High School Days
| High School Days

They say time flies when you're having fun, but that's not really applicable to High School Days, which is a game where time flies because the clock in the right of the screen whizzes around faster than the waltzers at your local fairground.

Not because you're having fun, though.

It's our number one gripe with this game. Just as you're getting somewhere in a mission or with building up a relationship with another character, the school closes because it's 5pm. Then, just when you're trying to earn some money at the diner to pay a nerd to photocopy you some fake IDs, the diner closes too and you have to go to bed.

But before we start on what's wrong with High School Days, here's a quick a summary of what the game involves.

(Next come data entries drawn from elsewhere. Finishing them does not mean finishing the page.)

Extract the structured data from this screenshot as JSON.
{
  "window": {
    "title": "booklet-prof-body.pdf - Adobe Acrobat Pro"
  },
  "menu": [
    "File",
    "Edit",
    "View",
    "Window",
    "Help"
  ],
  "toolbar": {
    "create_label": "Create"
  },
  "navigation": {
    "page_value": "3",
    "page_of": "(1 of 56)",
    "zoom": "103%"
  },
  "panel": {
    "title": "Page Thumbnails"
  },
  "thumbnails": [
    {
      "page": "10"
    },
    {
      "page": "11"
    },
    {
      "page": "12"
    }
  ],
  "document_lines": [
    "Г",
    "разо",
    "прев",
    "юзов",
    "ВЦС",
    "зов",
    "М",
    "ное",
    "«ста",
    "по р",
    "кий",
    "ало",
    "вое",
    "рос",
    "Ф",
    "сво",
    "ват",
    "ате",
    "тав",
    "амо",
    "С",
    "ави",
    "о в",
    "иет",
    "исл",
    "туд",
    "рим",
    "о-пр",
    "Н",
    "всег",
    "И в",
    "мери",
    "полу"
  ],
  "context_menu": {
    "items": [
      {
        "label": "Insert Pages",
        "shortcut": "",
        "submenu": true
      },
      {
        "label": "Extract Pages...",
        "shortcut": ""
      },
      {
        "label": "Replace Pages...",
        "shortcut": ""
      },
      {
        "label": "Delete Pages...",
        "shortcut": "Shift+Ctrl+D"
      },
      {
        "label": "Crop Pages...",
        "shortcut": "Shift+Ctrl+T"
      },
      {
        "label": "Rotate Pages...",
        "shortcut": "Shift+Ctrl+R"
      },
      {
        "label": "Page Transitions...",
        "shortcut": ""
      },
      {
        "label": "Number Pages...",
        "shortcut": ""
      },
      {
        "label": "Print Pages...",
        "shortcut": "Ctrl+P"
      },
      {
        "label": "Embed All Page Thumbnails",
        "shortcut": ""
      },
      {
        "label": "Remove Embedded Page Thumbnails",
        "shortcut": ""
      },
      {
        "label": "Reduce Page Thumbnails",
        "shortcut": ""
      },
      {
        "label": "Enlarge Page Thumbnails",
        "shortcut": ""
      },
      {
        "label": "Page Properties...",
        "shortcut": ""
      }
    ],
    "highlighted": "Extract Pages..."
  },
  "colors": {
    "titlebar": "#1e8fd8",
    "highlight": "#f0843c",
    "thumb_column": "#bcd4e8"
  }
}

Playing as a random school kid (you get to name and design your character at the start) you simply have to make it through a school term however you see fit. If you want to attend classes and do well in the mini-games that represent them you'll build up your intelligence in the space of the ten-day term.

But you can also skip classes, hang out with the jocks or go to the mall and work on your appearance, building up different attributes. While interacting with other kids you can be nice to them and make friends, or abuse them to gain notoriety. In this respect, High School Days is a very open-ended experience which, while one term might fly by, is designed to be replayed in different ways each time.

There's also a Sims-style element to the game where you need to watch hygiene, toilet and food meters, and visit the appropriate rooms in order to top them up. None of this is a particularly big part of the game, though, seeing as if you top these up at the start of a new day you'll make it through to the end. Essentially, they act more as a hindrance than a proper gameplay mechanic.

Anyway, with your bladder empty you can go about visiting different parts of your school and environs by clicking on them on an overall map – a system that works in terms of speed of getting around but does nothing to create the illusion of a proper gameworld as games like Las Vegas Nights: Temptations in the City or Grey's Anatomy manage.

In fact, given that High School Days is a free-roaming game, this is another problem. With the tight time restrictions of each day and the constant loading of new screens (which can take a considerable amount of time) it doesn't ever feel like you have much freedom.

It's not that the game doesn't have the content to make it good. There's a fair amount to do – four different stories to complete by running errands for the different groups of kids in the school, and you can work in the diner serving tables to earn money for new clothes and gifts, too.

What the game doesn't do is link all of this together in a very satisfactory way. As each new day in the game dawns, the relationships you've built up with other characters are reset to zero and all of your progress, aside from the story missions, feels arbitrary. Once you eventually realise acts such as rummaging through bins and chatting up characters is just padding to create the illusion there's lots to do, you stop bothering.

This isn't to say High School Days is devoid of any gaming pleasure. The story missions are good and at the end of term you're given a little insight into what the character you've built up does when they leave school. So if you made them thick they'll be working in McD's. It's a nice touch, and one that does encourage replay. It's just a shame other elements of the game aren't as accomplished.

There are definitely better games in this genre on mobile already (the aforementioned Grey's Anatomy and Gameloft's Miami Nights spring to mind). If you really want to play a game that lets you humiliate school nerds, steal money from fellow students and generally relive your school days, perhaps you'll want to check it out. But everyone else should be aware that they'll find better elsewhere.

High School Days

It's got decent missions and lots of replayability but High School Days doesn't really match up to similar games already out there. It's occasionally diverting but its gameworld proves too restrictive and with not enough to do of any consequence
Kath Brice
Kath Brice
Kath gave up a job working with animals five years ago to join the world of video game journalism, which now sees her running our DS section. With so many male work colleagues, many have asked if she notices any difference.